Work required:
Nothing may be left out, so copy every entry exactly.

Task input:
◇ ◇ ◇ ◇

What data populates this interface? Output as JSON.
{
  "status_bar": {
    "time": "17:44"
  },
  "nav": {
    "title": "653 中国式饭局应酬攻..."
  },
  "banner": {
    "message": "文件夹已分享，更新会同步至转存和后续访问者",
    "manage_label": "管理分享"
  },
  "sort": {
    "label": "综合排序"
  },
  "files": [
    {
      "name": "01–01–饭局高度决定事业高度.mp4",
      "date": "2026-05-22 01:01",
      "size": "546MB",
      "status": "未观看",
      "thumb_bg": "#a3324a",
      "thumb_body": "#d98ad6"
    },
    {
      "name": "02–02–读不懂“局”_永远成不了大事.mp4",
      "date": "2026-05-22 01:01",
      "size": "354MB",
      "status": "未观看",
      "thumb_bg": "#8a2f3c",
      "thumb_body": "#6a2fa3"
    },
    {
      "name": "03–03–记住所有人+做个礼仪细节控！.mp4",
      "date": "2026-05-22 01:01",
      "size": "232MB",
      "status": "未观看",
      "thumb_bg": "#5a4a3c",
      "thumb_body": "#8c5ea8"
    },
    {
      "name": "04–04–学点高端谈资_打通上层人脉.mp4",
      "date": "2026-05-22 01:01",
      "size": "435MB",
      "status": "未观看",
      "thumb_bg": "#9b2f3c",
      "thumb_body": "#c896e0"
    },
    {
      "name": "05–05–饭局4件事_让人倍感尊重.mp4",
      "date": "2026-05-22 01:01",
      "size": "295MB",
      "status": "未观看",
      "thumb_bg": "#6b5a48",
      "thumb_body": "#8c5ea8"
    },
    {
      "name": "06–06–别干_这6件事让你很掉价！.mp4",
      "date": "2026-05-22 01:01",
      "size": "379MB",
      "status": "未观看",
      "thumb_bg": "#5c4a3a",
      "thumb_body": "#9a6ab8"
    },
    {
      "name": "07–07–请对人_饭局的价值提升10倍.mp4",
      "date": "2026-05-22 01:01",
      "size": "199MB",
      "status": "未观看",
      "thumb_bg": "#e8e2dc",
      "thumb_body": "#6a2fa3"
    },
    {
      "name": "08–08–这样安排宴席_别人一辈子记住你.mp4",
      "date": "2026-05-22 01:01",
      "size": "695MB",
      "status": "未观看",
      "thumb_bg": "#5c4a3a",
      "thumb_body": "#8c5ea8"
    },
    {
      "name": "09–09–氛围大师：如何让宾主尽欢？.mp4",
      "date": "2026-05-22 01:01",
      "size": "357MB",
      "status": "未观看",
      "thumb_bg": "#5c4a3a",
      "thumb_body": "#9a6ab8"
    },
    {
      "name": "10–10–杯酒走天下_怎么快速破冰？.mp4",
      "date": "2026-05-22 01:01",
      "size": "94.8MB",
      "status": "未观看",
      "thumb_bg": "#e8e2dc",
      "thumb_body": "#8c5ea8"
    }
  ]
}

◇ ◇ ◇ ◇

Expected answer:
What data populates this interface? Output as JSON.
{
  "status_bar": {
    "time": "17:44"
  },
  "nav": {
    "title": "653 中国式饭局应酬攻..."
  },
  "banner": {
    "message": "文件夹已分享，更新会同步至转存和后续访问者",
    "manage_label": "管理分享"
  },
  "sort": {
    "label": "综合排序"
  },
  "files": [
    {
      "name": "01–01–饭局高度决定事业高度.mp4",
      "date": "2026-05-22 01:01",
      "size": "546MB",
      "status": "未观看",
      "thumb_bg": "#a3324a",
      "thumb_body": "#d98ad6"
    },
    {
      "name": "02–02–读不懂“局”_永远成不了大事.mp4",
      "date": "2026-05-22 01:01",
      "size": "354MB",
      "status": "未观看",
      "thumb_bg": "#8a2f3c",
      "thumb_body": "#6a2fa3"
    },
    {
      "name": "03–03–记住所有人+做个礼仪细节控！.mp4",
      "date": "2026-05-22 01:01",
      "size": "232MB",
      "status": "未观看",
      "thumb_bg": "#5a4a3c",
      "thumb_body": "#8c5ea8"
    },
    {
      "name": "04–04–学点高端谈资_打通上层人脉.mp4",
      "date": "2026-05-22 01:01",
      "size": "435MB",
      "status": "未观看",
      "thumb_bg": "#9b2f3c",
      "thumb_body": "#c896e0"
    },
    {
      "name": "05–05–饭局4件事_让人倍感尊重.mp4",
      "date": "2026-05-22 01:01",
      "size": "295MB",
      "status": "未观看",
      "thumb_bg": "#6b5a48",
      "thumb_body": "#8c5ea8"
    },
    {
      "name": "06–06–别干_这6件事让你很掉价！.mp4",
      "date": "2026-05-22 01:01",
      "size": "379MB",
      "status": "未观看",
      "thumb_bg": "#5c4a3a",
      "thumb_body": "#9a6ab8"
    },
    {
      "name": "07–07–请对人_饭局的价值提升10倍.mp4",
      "date": "2026-05-22 01:01",
      "size": "199MB",
      "status": "未观看",
      "thumb_bg": "#e8e2dc",
      "thumb_body": "#6a2fa3"
    },
    {
      "name": "08–08–这样安排宴席_别人一辈子记住你.mp4",
      "date": "2026-05-22 01:01",
      "size": "695MB",
      "status": "未观看",
      "thumb_bg": "#5c4a3a",
      "thumb_body": "#8c5ea8"
    },
    {
      "name": "09–09–氛围大师：如何让宾主尽欢？.mp4",
      "date": "2026-05-22 01:01",
      "size": "357MB",
      "status": "未观看",
      "thumb_bg": "#5c4a3a",
      "thumb_body": "#9a6ab8"
    },
    {
      "name": "10–10–杯酒走天下_怎么快速破冰？.mp4",
      "date": "2026-05-22 01:01",
      "size": "94.8MB",
      "status": "未观看",
      "thumb_bg": "#e8e2dc",
      "thumb_body": "#8c5ea8"
    }
  ]
}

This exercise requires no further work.